[[ Data, beginning ]]

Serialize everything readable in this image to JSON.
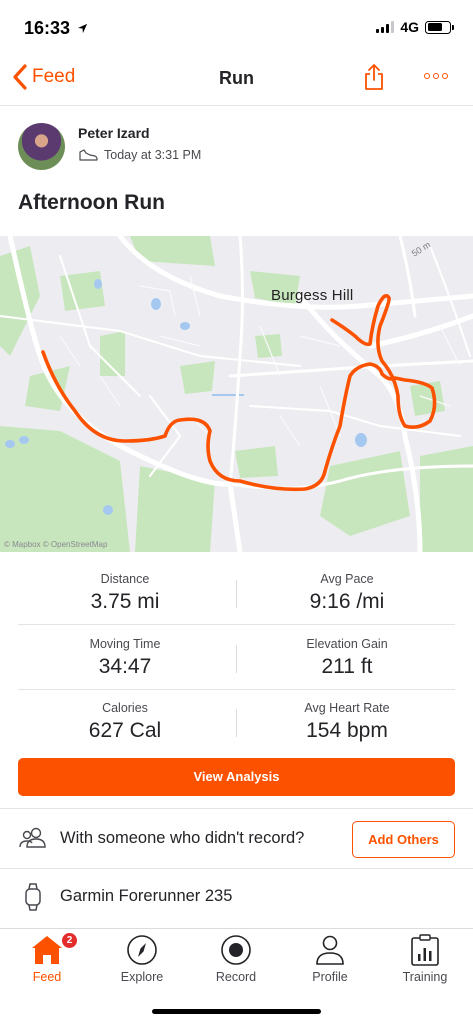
{
  "status_bar": {
    "time": "16:33",
    "network": "4G",
    "battery_level": 0.7
  },
  "nav": {
    "back_label": "Feed",
    "title": "Run",
    "icons": [
      "chevron-left-icon",
      "share-icon",
      "more-icon"
    ]
  },
  "athlete": {
    "name": "Peter Izard",
    "time": "Today at 3:31 PM"
  },
  "activity": {
    "title": "Afternoon Run"
  },
  "map": {
    "place_label": "Burgess Hill",
    "road_label": "50 m",
    "credit": "© Mapbox © OpenStreetMap",
    "route_color": "#fc5200"
  },
  "stats": [
    {
      "label": "Distance",
      "value": "3.75 mi"
    },
    {
      "label": "Avg Pace",
      "value": "9:16 /mi"
    },
    {
      "label": "Moving Time",
      "value": "34:47"
    },
    {
      "label": "Elevation Gain",
      "value": "211 ft"
    },
    {
      "label": "Calories",
      "value": "627 Cal"
    },
    {
      "label": "Avg Heart Rate",
      "value": "154 bpm"
    }
  ],
  "actions": {
    "view_analysis": "View Analysis",
    "with_someone": "With someone who didn't record?",
    "add_others": "Add Others",
    "device": "Garmin Forerunner 235"
  },
  "tabs": [
    {
      "label": "Feed",
      "icon": "home-icon",
      "badge": "2",
      "active": true
    },
    {
      "label": "Explore",
      "icon": "compass-icon"
    },
    {
      "label": "Record",
      "icon": "record-icon"
    },
    {
      "label": "Profile",
      "icon": "profile-icon"
    },
    {
      "label": "Training",
      "icon": "training-icon"
    }
  ],
  "colors": {
    "accent": "#fc5200",
    "badge": "#e32c2c",
    "map_green": "#bfe3b4"
  }
}
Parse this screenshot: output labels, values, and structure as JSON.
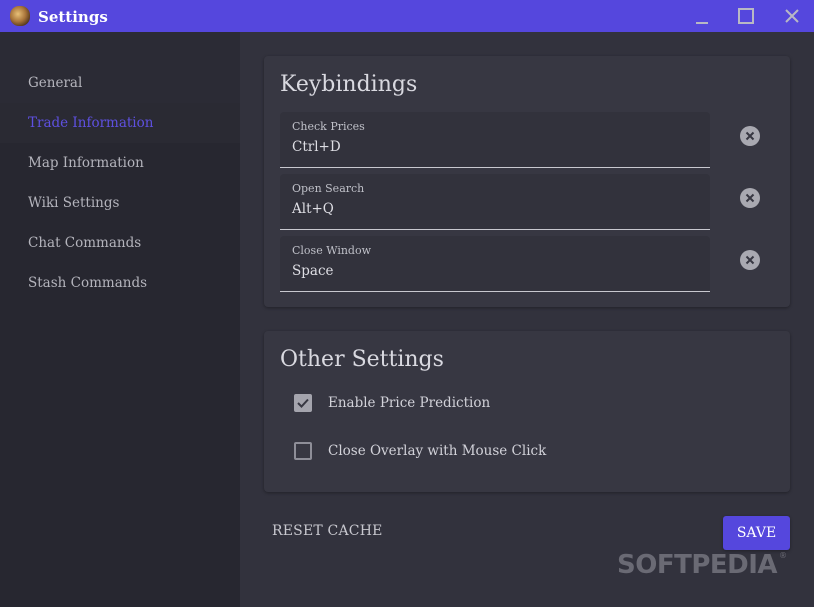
{
  "window": {
    "title": "Settings",
    "controls": {
      "minimize": "minimize-icon",
      "maximize": "maximize-icon",
      "close": "close-icon"
    }
  },
  "sidebar": {
    "items": [
      {
        "label": "General",
        "active": false
      },
      {
        "label": "Trade Information",
        "active": true
      },
      {
        "label": "Map Information",
        "active": false
      },
      {
        "label": "Wiki Settings",
        "active": false
      },
      {
        "label": "Chat Commands",
        "active": false
      },
      {
        "label": "Stash Commands",
        "active": false
      }
    ]
  },
  "keybindings": {
    "title": "Keybindings",
    "fields": [
      {
        "label": "Check Prices",
        "value": "Ctrl+D"
      },
      {
        "label": "Open Search",
        "value": "Alt+Q"
      },
      {
        "label": "Close Window",
        "value": "Space"
      }
    ]
  },
  "other_settings": {
    "title": "Other Settings",
    "options": [
      {
        "label": "Enable Price Prediction",
        "checked": true
      },
      {
        "label": "Close Overlay with Mouse Click",
        "checked": false
      }
    ]
  },
  "actions": {
    "reset_label": "RESET CACHE",
    "save_label": "SAVE"
  },
  "watermark": {
    "text": "SOFTPEDIA",
    "mark": "®"
  },
  "colors": {
    "accent": "#5547dd",
    "sidebar_bg": "#272730",
    "main_bg": "#32323d",
    "card_bg": "#373742"
  }
}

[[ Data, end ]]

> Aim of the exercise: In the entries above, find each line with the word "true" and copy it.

> Task result:
      "active": true
        "active": true
        "checked": true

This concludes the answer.